5 Jesus answered, "Verily, verily, I am saying to you, If anyone should not be begotten of water and of spirit, he can not be entering into the kingdom of God.
6 That which is begotten by the flesh is flesh, and that which is begotten by the spirit is spirit.

Diolectic
Dec 14th 2008, 03:41 PM
Concordant Literal New Testament. I don't know anything about it but it does deal with tenses.
I LOVE that translation!
Here is a nother good one:
Joh 21:20 And Peter, having been turned around, sees the disciple whom Jesus was loving following, who also reclined in the dinner on His breast and said, "Lord, who is the one betraying You?" [John 13:25]
:21 Peter having seen this one, says to Jesus, "Lord, but what [about] this one?"
ALT:
Analitical Literal translation

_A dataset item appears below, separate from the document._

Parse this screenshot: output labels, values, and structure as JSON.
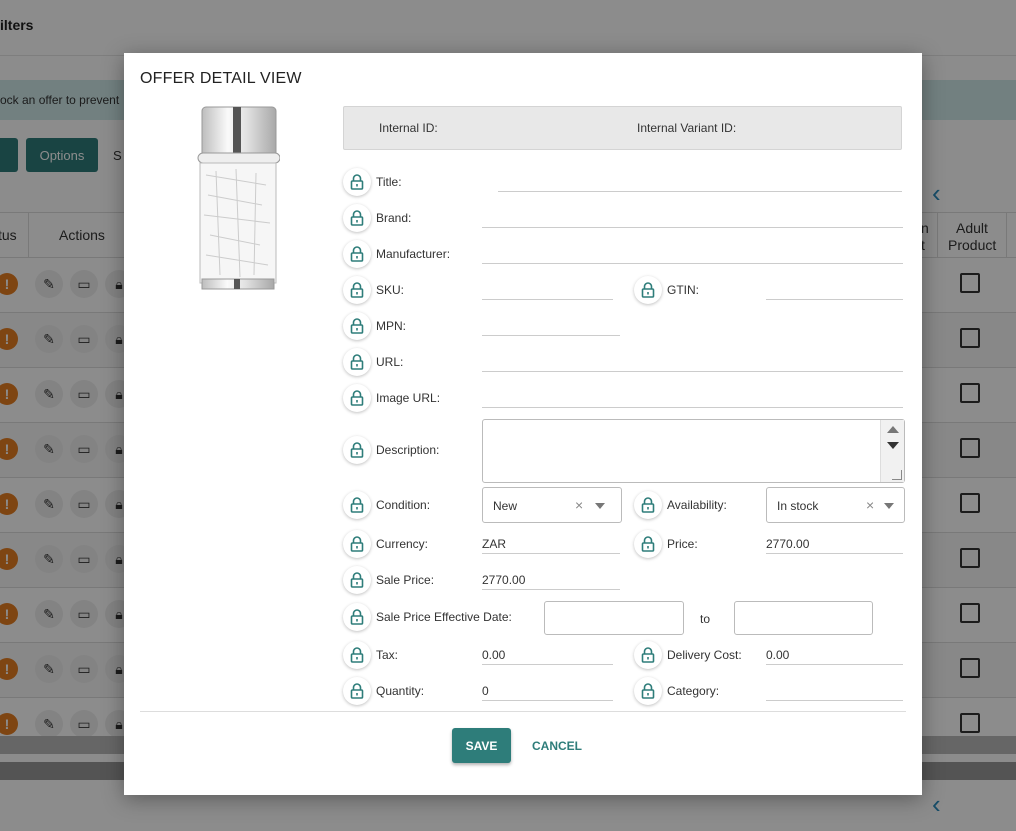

Clay Blucher
Dec 14th 2008, 07:30 PM
Most modern translations translate certain verbs into past tense instead of present tense. For instance...

John 21:20-21

20 Peter, turning around, saw the disciple whom Jesus loved following them; the one who also had leaned back on His bosom at the supper and said, "Lord, who is the one who betrays You?"
NASU

The word "saw" is really "seeing" in the Greek. Does anyone know of a modern translation that actually translates the verbs like this in the present instead of past tense? I would like to have a modern version to read that translated the words like this one into present tense when the Greek is in present tense.

Thanks,

Mark


If you can read the Greek then you should know that it is acting as an historical present, negating any problem. You don't need a translation to translate it as present since it would been understood as referring to a past historical event. There is a thing as having too wooden of a translation, which would make reading the Bible unreadable.

Brother Mark
Dec 14th 2008, 09:52 PM
Thanks Mike and Diolectic. I'll have to check those translations out. I really enjoy reading in the present tense as it seems to take my imagination right there!

kenrank
Dec 15th 2008, 06:36 AM
I LOVE that translation!
Here is a nother good one:
Joh 21:20 And Peter, having been turned around, sees the disciple whom Jesus was loving following, who also reclined in the dinner on His breast and said, "Lord, who is the one betraying You?" [John 13:25]
:21 Peter having seen this one, says to Jesus, "Lord, but what [about] this one?"
ALT:
Analitical Literal translation


Young's Literal says it that way too. Though it isn't exactly a "modern" version.
Ken

HisLeast
Dec 15th 2008, 06:35 PM
Slightly off topic:
How far is modern Greek from the Greek used in the oldest New Testament texts?